We were three friends that got to know each other well through working in the same co-working space. We enjoyed each other’s company and more importantly, each other’s mindset. We wanted to see how we might combine our talents on a project. One day, during our many virtual catch-up calls during quarantine, Diana mentioned that she was using CBD to help her remain calm and reduce stress while working from home and home-schooling her two young kids. She said it was something she didn’t tell many people about because they likened CBD to a drug. From there we chatted about all of the misinformation out there about CBD and cannabis. Given my background of working with a cannabis consumer research company, she noted that most people were using cannabis to get well and it was working for them. Diana said, why don’t we create a magazine to educate women on cannabis and CBD? That was it! We pooled Kinisha’s editorial skills with Diana’s graphic design acumen and my cannabis branding and marketing know-how to form CannaCurious.
Q: How have you attracted readers and grown CannaCurious?
We use two primary mediums to attract readers to CannaCurious magazine -- Instagram and our website. We have partnered with women-friendly brands and influencers to promote our message and gain traction on social media. On our website, we host the digital magazine along with blog posts surrounding women’s issues and how cannabis and CBD can assist in those areas.
Q: What's your business model, and how have you grown your revenue?

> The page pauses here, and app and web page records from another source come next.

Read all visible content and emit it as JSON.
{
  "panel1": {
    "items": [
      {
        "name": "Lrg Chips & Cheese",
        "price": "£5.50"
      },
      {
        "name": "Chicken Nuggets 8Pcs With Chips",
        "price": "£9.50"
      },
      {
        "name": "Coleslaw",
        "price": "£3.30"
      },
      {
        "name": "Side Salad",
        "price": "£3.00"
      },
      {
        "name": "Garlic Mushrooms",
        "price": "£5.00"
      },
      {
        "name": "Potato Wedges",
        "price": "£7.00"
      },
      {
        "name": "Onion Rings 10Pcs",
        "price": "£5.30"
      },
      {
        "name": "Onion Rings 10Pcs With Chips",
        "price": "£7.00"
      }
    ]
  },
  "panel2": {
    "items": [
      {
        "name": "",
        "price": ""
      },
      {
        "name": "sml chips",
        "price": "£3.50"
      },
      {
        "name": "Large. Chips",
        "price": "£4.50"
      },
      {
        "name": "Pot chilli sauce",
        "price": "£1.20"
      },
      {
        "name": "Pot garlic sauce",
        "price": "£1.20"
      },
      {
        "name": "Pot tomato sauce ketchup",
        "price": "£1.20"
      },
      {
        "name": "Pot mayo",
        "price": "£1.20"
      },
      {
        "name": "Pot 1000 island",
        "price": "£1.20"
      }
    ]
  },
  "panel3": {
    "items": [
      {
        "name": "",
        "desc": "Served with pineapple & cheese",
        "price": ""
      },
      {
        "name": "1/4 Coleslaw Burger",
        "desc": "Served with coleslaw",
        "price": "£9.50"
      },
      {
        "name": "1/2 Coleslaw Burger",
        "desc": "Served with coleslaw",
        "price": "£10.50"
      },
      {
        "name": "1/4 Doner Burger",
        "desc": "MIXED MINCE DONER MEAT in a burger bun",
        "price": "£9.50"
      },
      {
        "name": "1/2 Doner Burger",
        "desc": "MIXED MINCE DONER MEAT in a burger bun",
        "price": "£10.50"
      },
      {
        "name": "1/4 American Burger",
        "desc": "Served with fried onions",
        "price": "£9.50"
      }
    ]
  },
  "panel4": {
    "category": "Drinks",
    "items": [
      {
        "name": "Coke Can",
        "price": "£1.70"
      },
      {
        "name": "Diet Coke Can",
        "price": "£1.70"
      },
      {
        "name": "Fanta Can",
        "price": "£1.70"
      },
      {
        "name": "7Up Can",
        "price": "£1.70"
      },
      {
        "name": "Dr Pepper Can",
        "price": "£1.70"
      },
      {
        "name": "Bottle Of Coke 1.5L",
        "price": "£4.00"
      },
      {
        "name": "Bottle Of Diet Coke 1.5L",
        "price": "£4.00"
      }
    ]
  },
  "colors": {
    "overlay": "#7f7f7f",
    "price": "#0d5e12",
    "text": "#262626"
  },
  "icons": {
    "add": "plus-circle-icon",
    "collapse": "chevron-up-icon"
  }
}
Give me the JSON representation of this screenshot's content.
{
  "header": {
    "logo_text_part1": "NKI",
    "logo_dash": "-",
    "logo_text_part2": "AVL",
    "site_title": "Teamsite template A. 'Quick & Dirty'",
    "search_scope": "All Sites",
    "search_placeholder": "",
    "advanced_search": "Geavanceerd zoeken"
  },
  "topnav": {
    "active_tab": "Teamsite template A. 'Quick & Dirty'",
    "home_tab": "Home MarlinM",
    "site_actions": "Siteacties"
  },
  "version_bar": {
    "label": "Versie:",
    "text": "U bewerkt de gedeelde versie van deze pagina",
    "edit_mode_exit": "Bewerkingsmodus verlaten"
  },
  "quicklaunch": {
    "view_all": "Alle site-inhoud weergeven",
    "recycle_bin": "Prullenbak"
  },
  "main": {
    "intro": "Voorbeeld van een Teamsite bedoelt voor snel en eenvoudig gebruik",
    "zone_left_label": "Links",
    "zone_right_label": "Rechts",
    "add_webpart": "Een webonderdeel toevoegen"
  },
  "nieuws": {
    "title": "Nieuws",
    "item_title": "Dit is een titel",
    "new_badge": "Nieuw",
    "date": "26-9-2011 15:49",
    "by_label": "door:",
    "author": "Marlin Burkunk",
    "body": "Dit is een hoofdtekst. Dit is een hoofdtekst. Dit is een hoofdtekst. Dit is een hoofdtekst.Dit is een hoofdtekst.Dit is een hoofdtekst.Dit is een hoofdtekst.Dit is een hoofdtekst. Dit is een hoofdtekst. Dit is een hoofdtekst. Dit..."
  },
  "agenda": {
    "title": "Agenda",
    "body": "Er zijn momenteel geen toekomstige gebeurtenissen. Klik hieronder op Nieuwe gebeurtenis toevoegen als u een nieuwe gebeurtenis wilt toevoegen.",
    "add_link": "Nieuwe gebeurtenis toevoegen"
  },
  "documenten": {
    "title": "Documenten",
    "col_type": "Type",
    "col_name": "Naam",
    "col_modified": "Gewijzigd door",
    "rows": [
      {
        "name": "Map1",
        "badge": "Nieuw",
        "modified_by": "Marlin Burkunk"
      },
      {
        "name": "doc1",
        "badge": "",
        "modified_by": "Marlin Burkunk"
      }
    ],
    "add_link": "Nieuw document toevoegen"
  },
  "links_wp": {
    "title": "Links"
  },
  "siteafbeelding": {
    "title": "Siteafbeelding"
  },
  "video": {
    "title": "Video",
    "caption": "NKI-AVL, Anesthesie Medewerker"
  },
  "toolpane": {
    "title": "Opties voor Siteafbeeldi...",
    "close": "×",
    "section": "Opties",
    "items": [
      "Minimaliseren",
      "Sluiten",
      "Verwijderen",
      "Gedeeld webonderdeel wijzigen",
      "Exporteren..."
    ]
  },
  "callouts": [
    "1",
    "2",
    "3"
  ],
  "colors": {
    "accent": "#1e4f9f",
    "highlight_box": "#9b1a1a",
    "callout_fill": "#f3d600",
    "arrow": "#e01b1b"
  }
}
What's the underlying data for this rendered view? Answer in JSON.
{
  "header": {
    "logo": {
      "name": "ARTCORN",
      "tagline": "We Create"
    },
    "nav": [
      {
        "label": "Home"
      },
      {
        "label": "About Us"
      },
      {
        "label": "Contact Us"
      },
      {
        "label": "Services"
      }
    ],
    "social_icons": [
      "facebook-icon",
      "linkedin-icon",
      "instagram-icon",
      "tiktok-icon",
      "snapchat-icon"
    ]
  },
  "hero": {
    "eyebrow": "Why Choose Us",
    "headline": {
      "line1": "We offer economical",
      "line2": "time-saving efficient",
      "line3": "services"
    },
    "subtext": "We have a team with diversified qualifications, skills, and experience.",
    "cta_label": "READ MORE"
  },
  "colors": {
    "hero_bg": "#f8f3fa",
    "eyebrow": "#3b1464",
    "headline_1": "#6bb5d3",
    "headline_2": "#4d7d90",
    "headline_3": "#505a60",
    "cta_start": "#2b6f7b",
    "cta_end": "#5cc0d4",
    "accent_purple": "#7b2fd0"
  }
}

We are still in year one of our existence and while it’s been exciting, we want to be methodical about our growth. This year the plan is to focus on brand awareness and audience growth, which is why our digital publication is free. We print and sell online one print issue annually. Currently, our revenue streams are from magazine sales and advertising. However, we have garnered interest from two major book retailers, so we may transition to print next year, which would add an additional stream of revenue.
Q: What are your goals for the future?
There is so much opportunity to connect and educate the canna-curious woman! We have plans to expand beyond the magazine. We envision hosting ticketed events, workshops, and an annual conference. We also want to launch CannaCurious merchandise and perhaps a CBD line in the future.
Q: What are the biggest challenges you've faced and obstacles you've overcome?
As a self-funded, startup in the cannabis space, funding has been a challenge. For example, we were unable to launch a fundraising campaign on the IFund Women platform because their payment processors did not accept cannabis-related businesses. Even though we are a magazine, we were denied. We have had to use our ingenuity and get creative to get help and keep operations running!
Q: Have you found anything particularly helpful or advantageous?
Since our concept of a beautifully designed cannabis magazine for women who are “newbies” does not exist, we’ve gotten a lot of interest and support from brands and contributors. We have also been lucky to have support from interns who wanted the opportunity to work on a project like ours. Their contributions have helped us continue to put out high quality content.
Q: What's your advice for female founders who are just starting out?
Be prepared for things to go differently than planned, and that’s okay. Flexibility is key to staying in the game. Also, save money and have a pitch deck or fundraising plan before you need one. They are time-consuming and ever-evolving, so it’s good practice to have a version that you can edit along the way.